- TASK ITEM
Across the entries that follow, work out the number of lines containing the string "chevron", and state it alone.

##### DATA FOR REVIEW

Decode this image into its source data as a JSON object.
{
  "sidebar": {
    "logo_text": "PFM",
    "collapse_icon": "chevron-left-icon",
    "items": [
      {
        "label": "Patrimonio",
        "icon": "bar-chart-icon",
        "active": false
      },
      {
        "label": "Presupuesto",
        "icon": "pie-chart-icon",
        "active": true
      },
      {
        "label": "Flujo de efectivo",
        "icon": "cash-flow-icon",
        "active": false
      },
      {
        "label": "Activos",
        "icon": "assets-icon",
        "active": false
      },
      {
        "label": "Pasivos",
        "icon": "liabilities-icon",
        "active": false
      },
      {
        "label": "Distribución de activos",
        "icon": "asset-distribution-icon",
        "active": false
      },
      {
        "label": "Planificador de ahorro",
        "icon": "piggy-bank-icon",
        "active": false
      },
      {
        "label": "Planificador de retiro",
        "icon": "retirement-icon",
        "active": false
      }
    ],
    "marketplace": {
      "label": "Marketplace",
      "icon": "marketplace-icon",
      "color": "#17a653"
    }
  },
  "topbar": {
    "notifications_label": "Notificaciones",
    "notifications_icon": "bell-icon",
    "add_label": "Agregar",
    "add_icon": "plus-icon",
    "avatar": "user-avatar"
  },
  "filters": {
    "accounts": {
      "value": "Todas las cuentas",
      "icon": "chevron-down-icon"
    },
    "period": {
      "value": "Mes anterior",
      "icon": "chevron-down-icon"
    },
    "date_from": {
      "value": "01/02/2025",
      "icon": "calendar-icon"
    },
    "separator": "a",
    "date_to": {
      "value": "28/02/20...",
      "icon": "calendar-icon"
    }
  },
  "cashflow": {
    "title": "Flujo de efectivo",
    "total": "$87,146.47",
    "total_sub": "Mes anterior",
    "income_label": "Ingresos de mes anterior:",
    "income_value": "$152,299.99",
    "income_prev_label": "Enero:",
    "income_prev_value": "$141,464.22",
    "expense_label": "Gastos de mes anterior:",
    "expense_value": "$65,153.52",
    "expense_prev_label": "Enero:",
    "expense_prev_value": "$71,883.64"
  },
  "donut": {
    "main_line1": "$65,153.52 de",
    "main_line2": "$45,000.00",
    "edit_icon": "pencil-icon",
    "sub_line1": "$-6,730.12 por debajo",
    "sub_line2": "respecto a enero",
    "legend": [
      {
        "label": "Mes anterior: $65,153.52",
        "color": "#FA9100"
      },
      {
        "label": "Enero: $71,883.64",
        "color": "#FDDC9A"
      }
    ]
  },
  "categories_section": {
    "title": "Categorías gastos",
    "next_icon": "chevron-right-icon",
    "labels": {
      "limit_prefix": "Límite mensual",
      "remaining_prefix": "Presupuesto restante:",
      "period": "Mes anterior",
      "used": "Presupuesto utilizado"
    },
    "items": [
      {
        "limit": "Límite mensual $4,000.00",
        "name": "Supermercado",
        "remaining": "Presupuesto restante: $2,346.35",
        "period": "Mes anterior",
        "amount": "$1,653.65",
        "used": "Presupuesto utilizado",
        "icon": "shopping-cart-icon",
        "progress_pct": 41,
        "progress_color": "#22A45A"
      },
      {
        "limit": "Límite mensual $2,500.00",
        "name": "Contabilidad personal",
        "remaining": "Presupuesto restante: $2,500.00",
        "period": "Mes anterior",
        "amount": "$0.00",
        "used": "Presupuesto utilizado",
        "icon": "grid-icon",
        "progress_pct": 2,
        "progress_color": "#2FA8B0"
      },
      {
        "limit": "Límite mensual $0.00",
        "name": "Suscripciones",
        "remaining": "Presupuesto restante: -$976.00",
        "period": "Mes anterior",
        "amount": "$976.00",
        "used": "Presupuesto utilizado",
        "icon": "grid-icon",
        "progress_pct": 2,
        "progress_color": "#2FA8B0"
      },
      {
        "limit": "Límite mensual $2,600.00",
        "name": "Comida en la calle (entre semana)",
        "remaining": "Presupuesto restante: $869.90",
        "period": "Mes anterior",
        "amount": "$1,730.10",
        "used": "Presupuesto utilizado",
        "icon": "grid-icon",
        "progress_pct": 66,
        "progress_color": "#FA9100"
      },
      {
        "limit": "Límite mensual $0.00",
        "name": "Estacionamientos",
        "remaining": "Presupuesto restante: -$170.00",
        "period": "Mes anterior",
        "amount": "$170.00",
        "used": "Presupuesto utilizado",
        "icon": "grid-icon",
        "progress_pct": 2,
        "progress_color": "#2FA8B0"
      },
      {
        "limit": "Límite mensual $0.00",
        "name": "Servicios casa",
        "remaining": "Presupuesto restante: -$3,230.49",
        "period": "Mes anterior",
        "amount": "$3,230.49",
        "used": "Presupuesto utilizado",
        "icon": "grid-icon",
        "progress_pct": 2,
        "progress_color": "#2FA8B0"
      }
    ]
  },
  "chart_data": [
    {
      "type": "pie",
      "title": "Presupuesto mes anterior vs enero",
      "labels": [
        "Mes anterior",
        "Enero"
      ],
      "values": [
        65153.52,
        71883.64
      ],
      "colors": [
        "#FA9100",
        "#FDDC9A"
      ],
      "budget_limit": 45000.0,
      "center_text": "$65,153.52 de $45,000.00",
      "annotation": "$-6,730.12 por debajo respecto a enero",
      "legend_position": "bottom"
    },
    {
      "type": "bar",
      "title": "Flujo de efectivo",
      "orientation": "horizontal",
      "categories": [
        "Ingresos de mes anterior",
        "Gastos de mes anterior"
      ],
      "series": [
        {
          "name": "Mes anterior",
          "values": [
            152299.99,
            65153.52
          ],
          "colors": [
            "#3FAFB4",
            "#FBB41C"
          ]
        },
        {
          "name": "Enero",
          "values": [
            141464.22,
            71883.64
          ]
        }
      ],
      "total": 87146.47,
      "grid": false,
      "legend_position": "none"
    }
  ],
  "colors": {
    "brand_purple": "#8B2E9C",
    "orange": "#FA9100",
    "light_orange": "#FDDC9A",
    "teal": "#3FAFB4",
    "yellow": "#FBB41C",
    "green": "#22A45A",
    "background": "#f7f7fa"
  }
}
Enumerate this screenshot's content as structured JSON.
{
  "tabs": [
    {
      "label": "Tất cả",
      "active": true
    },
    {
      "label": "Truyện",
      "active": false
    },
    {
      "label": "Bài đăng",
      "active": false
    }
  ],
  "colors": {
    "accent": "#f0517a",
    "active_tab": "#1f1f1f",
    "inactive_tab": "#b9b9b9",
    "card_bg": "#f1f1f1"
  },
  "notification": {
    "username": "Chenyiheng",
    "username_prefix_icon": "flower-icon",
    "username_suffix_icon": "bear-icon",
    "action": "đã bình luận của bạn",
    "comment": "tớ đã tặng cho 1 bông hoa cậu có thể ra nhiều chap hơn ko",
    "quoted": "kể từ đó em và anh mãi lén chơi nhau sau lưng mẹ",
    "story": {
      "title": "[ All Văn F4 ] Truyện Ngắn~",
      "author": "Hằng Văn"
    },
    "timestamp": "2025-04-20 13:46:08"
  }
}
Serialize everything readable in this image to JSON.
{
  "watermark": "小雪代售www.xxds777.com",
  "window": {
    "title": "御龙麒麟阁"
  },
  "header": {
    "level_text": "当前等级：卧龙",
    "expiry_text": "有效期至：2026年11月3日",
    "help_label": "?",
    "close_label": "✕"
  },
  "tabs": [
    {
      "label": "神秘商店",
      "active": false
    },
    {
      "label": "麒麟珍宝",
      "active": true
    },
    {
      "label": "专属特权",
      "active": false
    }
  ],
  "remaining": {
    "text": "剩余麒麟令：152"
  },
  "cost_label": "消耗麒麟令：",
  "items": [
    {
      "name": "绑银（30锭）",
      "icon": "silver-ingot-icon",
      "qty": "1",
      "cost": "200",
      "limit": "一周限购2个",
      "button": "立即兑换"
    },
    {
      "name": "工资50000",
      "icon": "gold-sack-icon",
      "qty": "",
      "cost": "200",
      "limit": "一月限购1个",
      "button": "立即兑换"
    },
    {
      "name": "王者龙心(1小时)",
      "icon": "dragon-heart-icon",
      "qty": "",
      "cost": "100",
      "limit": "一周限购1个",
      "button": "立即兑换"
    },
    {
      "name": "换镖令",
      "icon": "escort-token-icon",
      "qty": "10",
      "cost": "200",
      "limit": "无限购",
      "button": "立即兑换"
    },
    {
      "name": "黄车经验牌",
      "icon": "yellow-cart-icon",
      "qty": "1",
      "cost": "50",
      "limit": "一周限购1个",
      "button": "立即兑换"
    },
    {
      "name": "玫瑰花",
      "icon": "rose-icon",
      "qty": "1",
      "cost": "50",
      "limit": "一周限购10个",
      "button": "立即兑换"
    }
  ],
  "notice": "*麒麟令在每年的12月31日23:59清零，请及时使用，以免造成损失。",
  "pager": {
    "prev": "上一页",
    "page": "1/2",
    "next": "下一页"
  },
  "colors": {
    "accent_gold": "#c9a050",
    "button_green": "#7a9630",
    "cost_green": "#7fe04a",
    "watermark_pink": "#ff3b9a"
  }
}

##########

- WRITTEN SOLUTION
4